Many thanks.If their only reason is 'there is no job still available' would it be reasonable to ask them to reinstate me to the former *grade/salary* even if not the actual job role?What is the maximum claim for personal injury? Or disability discrimination?Does it matter that I was an exemplary employee on the senior role for 13 years? - does this hold any sway?
Expert:  Ben Jones replied 1 year ago.
You may certainly ask them to reinstate you to the old job but as mentioned this is entirely down to them, no one can force them to do that. But then again you have nothing to lose by asking. The fact you were in the job previously does not make any difference legally. There is no cap on discrimination compensation, whereas personal injury compensation depends entirely on the injuries suffered.
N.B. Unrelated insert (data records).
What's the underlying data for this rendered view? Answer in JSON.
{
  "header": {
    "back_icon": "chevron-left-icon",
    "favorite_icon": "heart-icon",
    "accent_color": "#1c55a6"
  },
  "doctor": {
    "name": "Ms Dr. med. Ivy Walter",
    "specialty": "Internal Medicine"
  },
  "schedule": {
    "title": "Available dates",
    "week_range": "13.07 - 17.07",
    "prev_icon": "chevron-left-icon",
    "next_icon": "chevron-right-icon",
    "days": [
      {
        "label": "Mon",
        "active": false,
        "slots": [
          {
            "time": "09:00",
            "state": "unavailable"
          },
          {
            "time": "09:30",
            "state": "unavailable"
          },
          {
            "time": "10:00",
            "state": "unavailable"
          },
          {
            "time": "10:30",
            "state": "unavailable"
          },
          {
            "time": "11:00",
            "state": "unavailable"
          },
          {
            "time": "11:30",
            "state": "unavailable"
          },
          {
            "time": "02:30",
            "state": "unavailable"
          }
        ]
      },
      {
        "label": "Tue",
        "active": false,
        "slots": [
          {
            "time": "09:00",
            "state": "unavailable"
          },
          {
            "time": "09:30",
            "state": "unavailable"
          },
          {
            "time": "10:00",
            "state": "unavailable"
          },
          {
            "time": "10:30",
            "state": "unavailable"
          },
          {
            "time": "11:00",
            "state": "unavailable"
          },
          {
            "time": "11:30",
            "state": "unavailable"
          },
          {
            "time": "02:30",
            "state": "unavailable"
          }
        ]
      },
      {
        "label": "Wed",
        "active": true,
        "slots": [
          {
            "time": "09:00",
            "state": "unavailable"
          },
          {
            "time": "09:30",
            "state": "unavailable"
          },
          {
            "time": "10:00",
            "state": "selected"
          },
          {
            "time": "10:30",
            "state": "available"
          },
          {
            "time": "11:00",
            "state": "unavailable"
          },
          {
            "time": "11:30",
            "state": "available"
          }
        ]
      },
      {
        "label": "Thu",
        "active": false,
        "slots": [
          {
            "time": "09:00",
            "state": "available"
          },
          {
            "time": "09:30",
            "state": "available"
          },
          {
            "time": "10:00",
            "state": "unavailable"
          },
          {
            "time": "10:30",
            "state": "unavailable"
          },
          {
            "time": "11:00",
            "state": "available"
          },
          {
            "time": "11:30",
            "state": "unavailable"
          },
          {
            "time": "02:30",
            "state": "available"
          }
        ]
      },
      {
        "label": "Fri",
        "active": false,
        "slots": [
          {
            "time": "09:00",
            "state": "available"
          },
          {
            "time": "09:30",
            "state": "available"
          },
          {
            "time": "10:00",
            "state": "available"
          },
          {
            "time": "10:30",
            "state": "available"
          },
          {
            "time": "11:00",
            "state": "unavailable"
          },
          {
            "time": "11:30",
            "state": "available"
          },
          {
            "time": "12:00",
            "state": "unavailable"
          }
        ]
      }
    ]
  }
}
I understand that the solicitor has told you that you have all these claims but realistically that may not be the case as there are a lot of hoops to go through to succeed in many of these. I would be happy to discuss the options in disability discrimination if needed, you can post a separate query for my attention and I can take it fro there. Thank you
Customer: replied 1 year ago.
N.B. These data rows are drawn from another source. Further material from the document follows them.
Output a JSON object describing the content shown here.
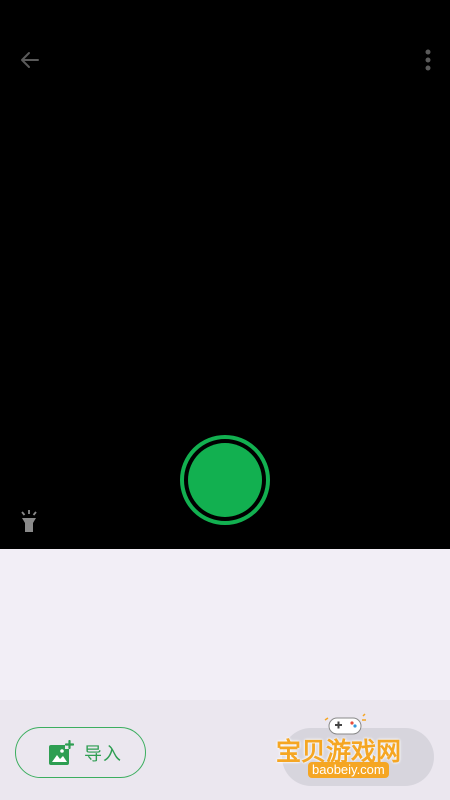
{
  "camera": {
    "back_icon": "arrow-left-icon",
    "more_icon": "more-vertical-icon",
    "torch_icon": "flashlight-icon",
    "shutter_color": "#12b050"
  },
  "bottom": {
    "import_label": "导入",
    "import_icon": "add-image-icon",
    "accent": "#2e9e52"
  },
  "watermark": {
    "text": "宝贝游戏网",
    "domain": "baobeiy.com"
  }
}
Many thanks. Please can u tell me the options in disability discrimination. If I post a separate query will this cost me extra money? I am sorry but I can't afford any more :(
Expert:  Ben Jones replied 1 year ago.
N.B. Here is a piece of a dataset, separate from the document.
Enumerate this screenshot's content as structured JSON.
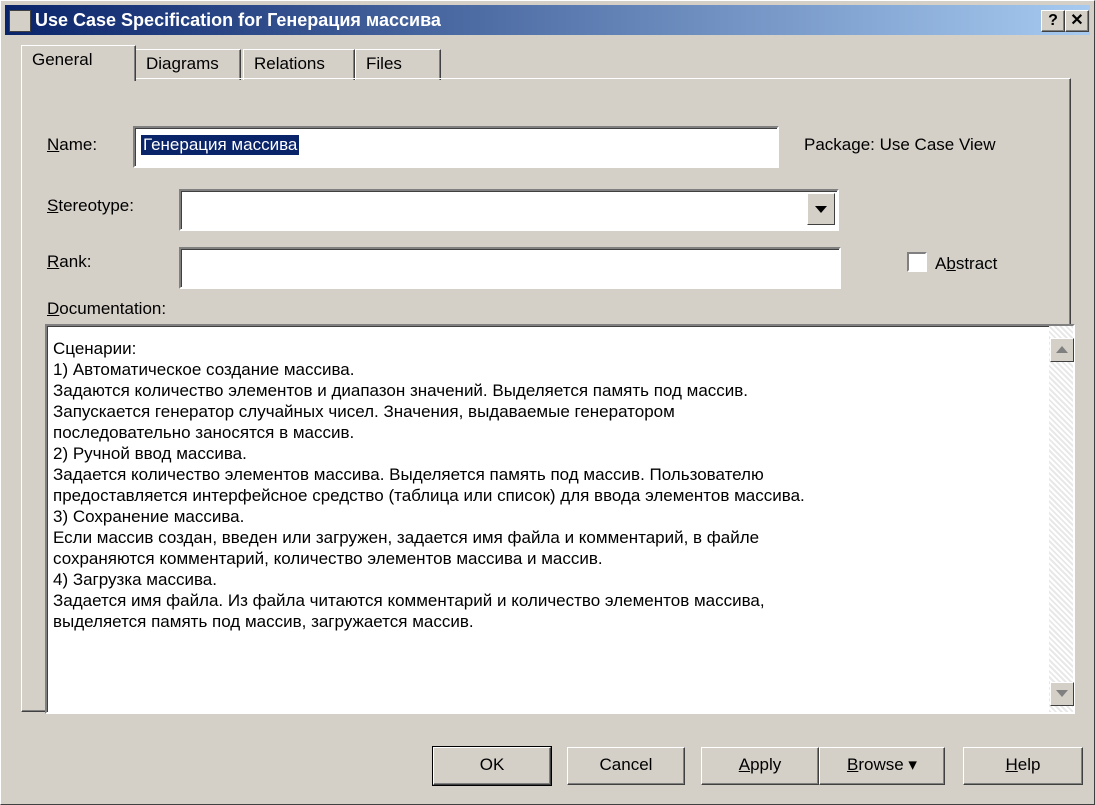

No worries, I will have to provide a partly templated answer which the general laws if I keep it in this question but hopefully that will answer some of your queries. Basically to be able to make a claim under disability discrimination laws you first have to show that you were disabled and then to show that you were treated detrimentally s a result f that disability. In the legal sense of the word, disability can have a broad meaning and there is no single list of medical conditions that qualify. Instead, to establish whether a person is disabled, they need to show that they meet the legal definition of a ‘disability’. The Equality Act 2010 defines a disability as a “physical or mental impairment that has a substantial and long-term adverse effect on a person’s ability to carry out normal day-to-day activities”. I will break this definition down:Physical or mental impairment – this can include nearly any medical condition;Substantial effect – the effect must be more than minor or trivial;Long-term - the effect of the impairment must either have lasted or be likely to last for at least 12 months;Normal day-to-day activities – these could include anything considered ‘normal’ in a person's normal daily routine (e.g. walking, driving, speaking, eating, washing, etc.) If a person satisfies the above criteria, they will be classified as being disabled and will have automatic protection against discrimination, which means that they must not be treated unfavourably because of their disability. In addition, their employer would have a duty to make reasonable adjustments if they are likely to be placed at a substantial disadvantage when compared to non-disabled employees. What amounts to ‘reasonable adjustments’ can have a wide interpretation and often depends on the individual circumstances. Below are some examples:making adjustments to work premises;allocating some of the employee’s duties to others;transferring the employee to fill an existing suitable vacancy;altering the employee’s hours of work;allowing the employee to be absent during working hours for rehabilitation, assessment or treatment connected to their disability;acquiring or modifying specialist equipment;providing supervision or other support. If someone who is disabled is being treated unfavourably because of their disability or their employer has failed to make reasonable adjustments it would potentially amount to disability discrimination. The first step would be to raise a formal grievance. The next step would be to consider whether a claim for disability discrimination should be made in an employment tribunal (the time limit for claiming is only 3 months from the date of the alleged discriminatory act taking place). So you do not need to resign to make such a claim but you still have to go through ACAS to initiate the early conciliation process to try and settle first.